Task details: Please give back the listing below word for word, without the images.

Working data:
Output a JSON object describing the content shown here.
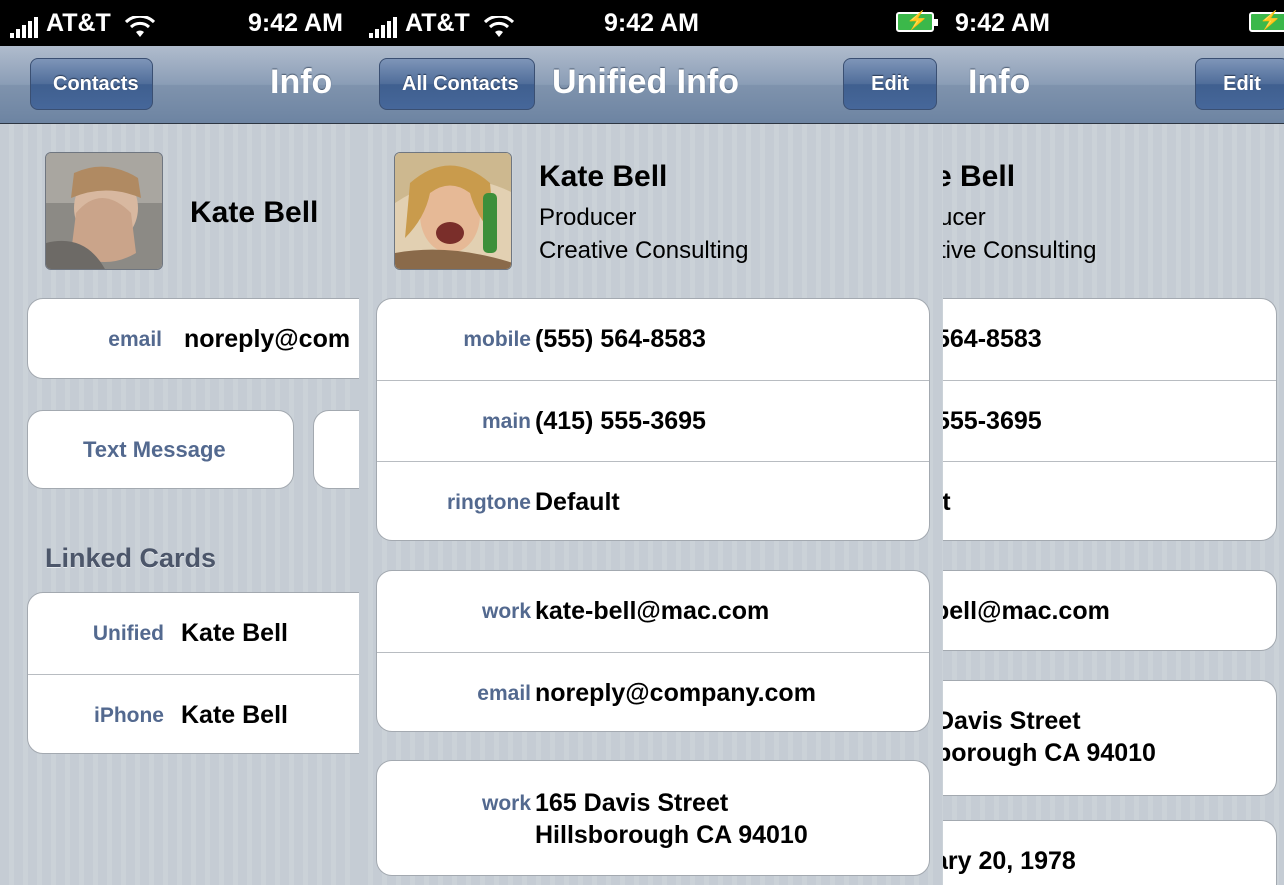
{
  "status": {
    "carrier": "AT&T",
    "time": "9:42 AM"
  },
  "screen1": {
    "nav": {
      "back_label": "Contacts",
      "title": "Info"
    },
    "name": "Kate Bell",
    "email_row": {
      "label": "email",
      "value": "noreply@com"
    },
    "text_message_label": "Text Message",
    "linked_header": "Linked Cards",
    "linked": [
      {
        "label": "Unified",
        "value": "Kate Bell"
      },
      {
        "label": "iPhone",
        "value": "Kate Bell"
      }
    ]
  },
  "screen2": {
    "nav": {
      "back_label": "All Contacts",
      "title": "Unified Info",
      "edit_label": "Edit"
    },
    "name": "Kate Bell",
    "job_title": "Producer",
    "company": "Creative Consulting",
    "group1": [
      {
        "label": "mobile",
        "value": "(555) 564-8583"
      },
      {
        "label": "main",
        "value": "(415) 555-3695"
      },
      {
        "label": "ringtone",
        "value": "Default"
      }
    ],
    "group2": [
      {
        "label": "work",
        "value": "kate-bell@mac.com"
      },
      {
        "label": "email",
        "value": "noreply@company.com"
      }
    ],
    "address": {
      "label": "work",
      "line1": "165 Davis Street",
      "line2": "Hillsborough CA 94010"
    }
  },
  "screen3": {
    "nav": {
      "title": "Info",
      "edit_label": "Edit"
    },
    "name": "e Bell",
    "job_title": "ucer",
    "company": "tive Consulting",
    "group1": [
      "564-8583",
      "555-3695",
      "ult"
    ],
    "email": "bell@mac.com",
    "address": {
      "line1": "Davis Street",
      "line2": "borough CA 94010"
    },
    "birthday": "ary 20, 1978"
  },
  "colors": {
    "label_blue": "#53698f",
    "nav_blue": "#6d84a2",
    "stripe_bg": "#c5ccd4"
  }
}
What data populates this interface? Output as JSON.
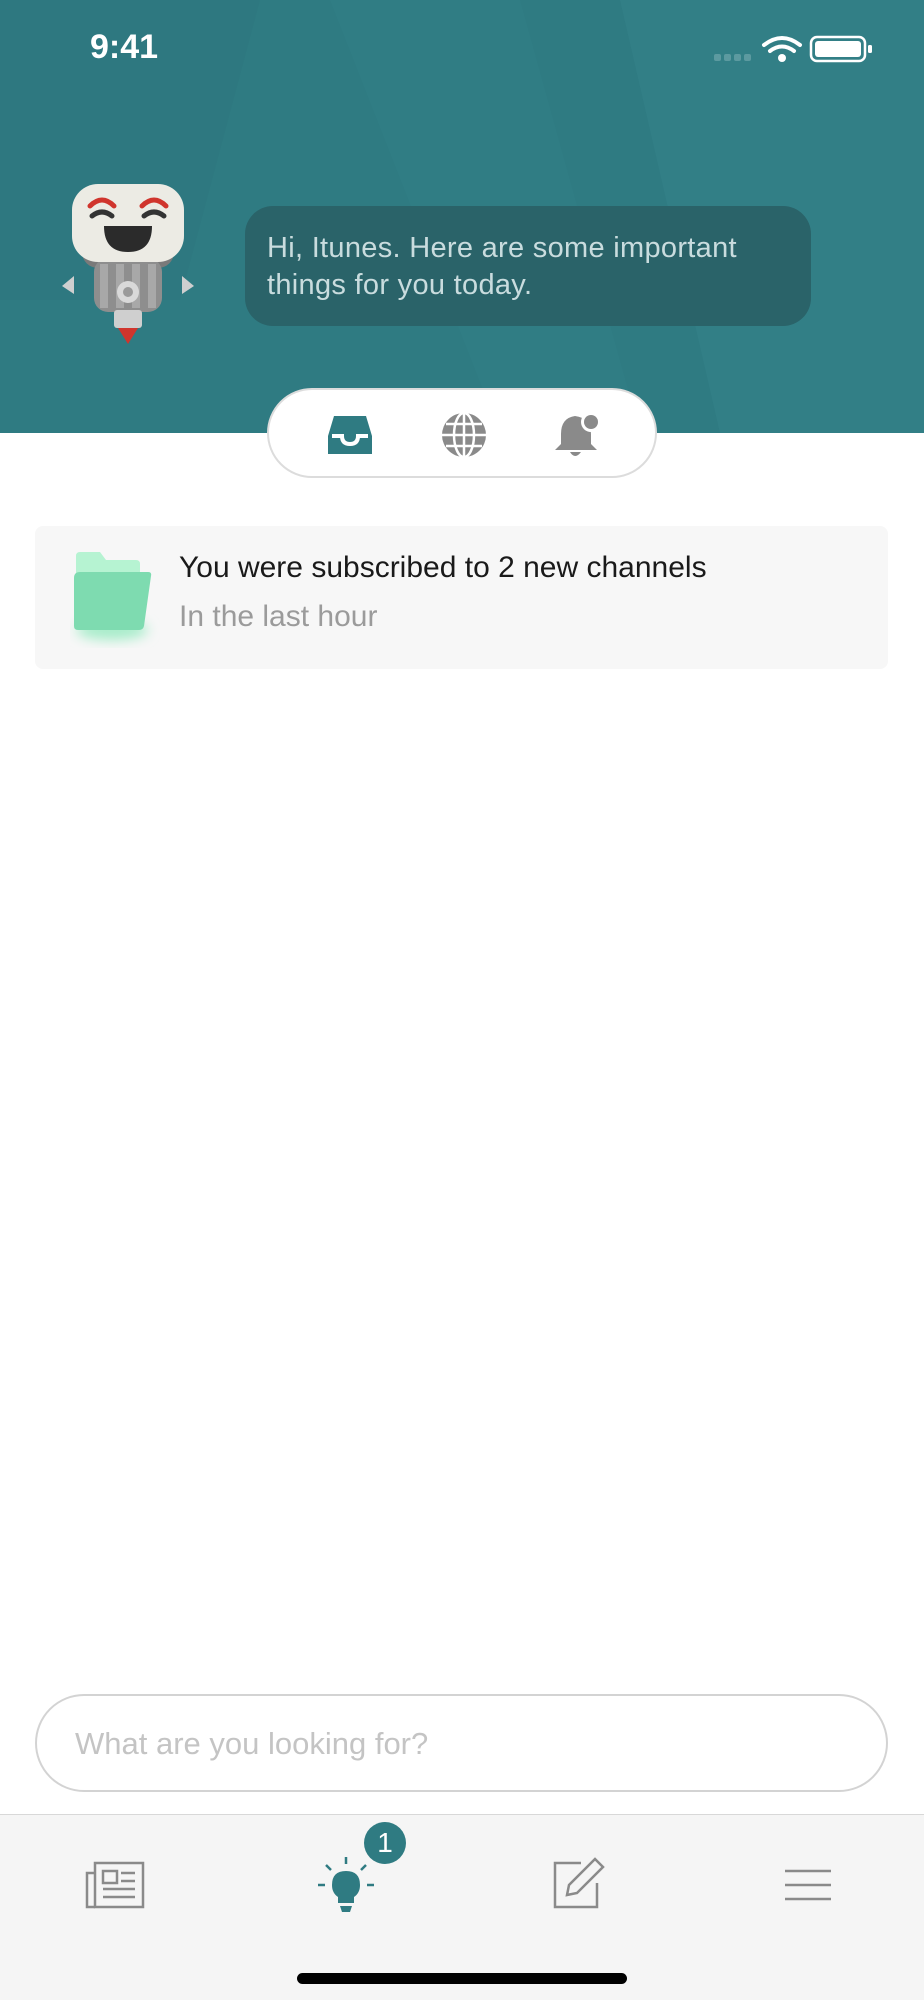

Task solution:
Output a JSON object describing the content shown here.
{
  "status": {
    "carrier": "AT&T",
    "time": "9:42 AM"
  },
  "screen1": {
    "nav": {
      "back_label": "Contacts",
      "title": "Info"
    },
    "name": "Kate Bell",
    "email_row": {
      "label": "email",
      "value": "noreply@com"
    },
    "text_message_label": "Text Message",
    "linked_header": "Linked Cards",
    "linked": [
      {
        "label": "Unified",
        "value": "Kate Bell"
      },
      {
        "label": "iPhone",
        "value": "Kate Bell"
      }
    ]
  },
  "screen2": {
    "nav": {
      "back_label": "All Contacts",
      "title": "Unified Info",
      "edit_label": "Edit"
    },
    "name": "Kate Bell",
    "job_title": "Producer",
    "company": "Creative Consulting",
    "group1": [
      {
        "label": "mobile",
        "value": "(555) 564-8583"
      },
      {
        "label": "main",
        "value": "(415) 555-3695"
      },
      {
        "label": "ringtone",
        "value": "Default"
      }
    ],
    "group2": [
      {
        "label": "work",
        "value": "kate-bell@mac.com"
      },
      {
        "label": "email",
        "value": "noreply@company.com"
      }
    ],
    "address": {
      "label": "work",
      "line1": "165 Davis Street",
      "line2": "Hillsborough CA 94010"
    }
  },
  "screen3": {
    "nav": {
      "title": "Info",
      "edit_label": "Edit"
    },
    "name": "e Bell",
    "job_title": "ucer",
    "company": "tive Consulting",
    "group1": [
      "564-8583",
      "555-3695",
      "ult"
    ],
    "email": "bell@mac.com",
    "address": {
      "line1": "Davis Street",
      "line2": "borough CA 94010"
    },
    "birthday": "ary 20, 1978"
  },
  "colors": {
    "label_blue": "#53698f",
    "nav_blue": "#6d84a2",
    "stripe_bg": "#c5ccd4"
  }
}
What data populates this interface? Output as JSON.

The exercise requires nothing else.